**INSTRUCTIONS TO FOLLOW:**
What is wanted is every record, duplicated word for word.

**RECORDS PROVIDED:**
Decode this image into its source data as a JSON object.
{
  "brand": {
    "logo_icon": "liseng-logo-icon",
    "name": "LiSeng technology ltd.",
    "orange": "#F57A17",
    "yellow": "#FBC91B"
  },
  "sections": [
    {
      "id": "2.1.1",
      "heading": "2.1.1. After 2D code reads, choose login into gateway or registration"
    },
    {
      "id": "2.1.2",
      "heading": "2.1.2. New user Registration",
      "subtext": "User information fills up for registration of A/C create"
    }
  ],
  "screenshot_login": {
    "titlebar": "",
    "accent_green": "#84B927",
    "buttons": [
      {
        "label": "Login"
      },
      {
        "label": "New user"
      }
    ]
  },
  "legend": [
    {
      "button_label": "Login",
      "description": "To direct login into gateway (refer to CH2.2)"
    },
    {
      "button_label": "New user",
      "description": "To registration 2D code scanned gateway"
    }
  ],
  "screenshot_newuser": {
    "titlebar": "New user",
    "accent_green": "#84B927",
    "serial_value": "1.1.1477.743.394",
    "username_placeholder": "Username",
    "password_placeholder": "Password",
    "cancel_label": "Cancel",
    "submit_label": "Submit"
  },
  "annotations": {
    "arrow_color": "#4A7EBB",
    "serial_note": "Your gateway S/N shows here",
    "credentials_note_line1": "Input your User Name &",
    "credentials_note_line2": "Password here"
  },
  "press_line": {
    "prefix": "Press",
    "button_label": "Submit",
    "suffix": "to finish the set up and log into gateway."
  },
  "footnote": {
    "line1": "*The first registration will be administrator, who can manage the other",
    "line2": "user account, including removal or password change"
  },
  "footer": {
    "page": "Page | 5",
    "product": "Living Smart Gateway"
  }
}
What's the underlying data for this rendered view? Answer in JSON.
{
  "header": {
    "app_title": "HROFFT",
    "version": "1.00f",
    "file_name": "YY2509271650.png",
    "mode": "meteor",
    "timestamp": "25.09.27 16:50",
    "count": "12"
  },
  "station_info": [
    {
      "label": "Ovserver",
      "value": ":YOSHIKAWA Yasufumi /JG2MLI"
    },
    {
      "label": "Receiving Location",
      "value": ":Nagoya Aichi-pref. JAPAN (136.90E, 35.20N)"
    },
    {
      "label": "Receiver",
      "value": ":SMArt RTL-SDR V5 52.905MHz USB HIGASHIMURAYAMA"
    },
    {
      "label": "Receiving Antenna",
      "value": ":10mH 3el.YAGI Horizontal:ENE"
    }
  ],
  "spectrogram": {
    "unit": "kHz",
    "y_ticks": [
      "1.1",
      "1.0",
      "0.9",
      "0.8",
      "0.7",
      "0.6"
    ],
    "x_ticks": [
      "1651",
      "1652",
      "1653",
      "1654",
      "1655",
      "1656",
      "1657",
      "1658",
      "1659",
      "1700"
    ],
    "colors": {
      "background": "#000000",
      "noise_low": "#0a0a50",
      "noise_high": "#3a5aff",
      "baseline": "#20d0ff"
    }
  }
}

**WRITTEN SOLUTION:**
Decode this image into its source data as a JSON object.
{
  "brand": {
    "logo_icon": "liseng-logo-icon",
    "name": "LiSeng technology ltd.",
    "orange": "#F57A17",
    "yellow": "#FBC91B"
  },
  "sections": [
    {
      "id": "2.1.1",
      "heading": "2.1.1. After 2D code reads, choose login into gateway or registration"
    },
    {
      "id": "2.1.2",
      "heading": "2.1.2. New user Registration",
      "subtext": "User information fills up for registration of A/C create"
    }
  ],
  "screenshot_login": {
    "titlebar": "",
    "accent_green": "#84B927",
    "buttons": [
      {
        "label": "Login"
      },
      {
        "label": "New user"
      }
    ]
  },
  "legend": [
    {
      "button_label": "Login",
      "description": "To direct login into gateway (refer to CH2.2)"
    },
    {
      "button_label": "New user",
      "description": "To registration 2D code scanned gateway"
    }
  ],
  "screenshot_newuser": {
    "titlebar": "New user",
    "accent_green": "#84B927",
    "serial_value": "1.1.1477.743.394",
    "username_placeholder": "Username",
    "password_placeholder": "Password",
    "cancel_label": "Cancel",
    "submit_label": "Submit"
  },
  "annotations": {
    "arrow_color": "#4A7EBB",
    "serial_note": "Your gateway S/N shows here",
    "credentials_note_line1": "Input your User Name &",
    "credentials_note_line2": "Password here"
  },
  "press_line": {
    "prefix": "Press",
    "button_label": "Submit",
    "suffix": "to finish the set up and log into gateway."
  },
  "footnote": {
    "line1": "*The first registration will be administrator, who can manage the other",
    "line2": "user account, including removal or password change"
  },
  "footer": {
    "page": "Page | 5",
    "product": "Living Smart Gateway"
  }
}
What's the underlying data for this rendered view? Answer in JSON.
{
  "header": {
    "app_title": "HROFFT",
    "version": "1.00f",
    "file_name": "YY2509271650.png",
    "mode": "meteor",
    "timestamp": "25.09.27 16:50",
    "count": "12"
  },
  "station_info": [
    {
      "label": "Ovserver",
      "value": ":YOSHIKAWA Yasufumi /JG2MLI"
    },
    {
      "label": "Receiving Location",
      "value": ":Nagoya Aichi-pref. JAPAN (136.90E, 35.20N)"
    },
    {
      "label": "Receiver",
      "value": ":SMArt RTL-SDR V5 52.905MHz USB HIGASHIMURAYAMA"
    },
    {
      "label": "Receiving Antenna",
      "value": ":10mH 3el.YAGI Horizontal:ENE"
    }
  ],
  "spectrogram": {
    "unit": "kHz",
    "y_ticks": [
      "1.1",
      "1.0",
      "0.9",
      "0.8",
      "0.7",
      "0.6"
    ],
    "x_ticks": [
      "1651",
      "1652",
      "1653",
      "1654",
      "1655",
      "1656",
      "1657",
      "1658",
      "1659",
      "1700"
    ],
    "colors": {
      "background": "#000000",
      "noise_low": "#0a0a50",
      "noise_high": "#3a5aff",
      "baseline": "#20d0ff"
    }
  }
}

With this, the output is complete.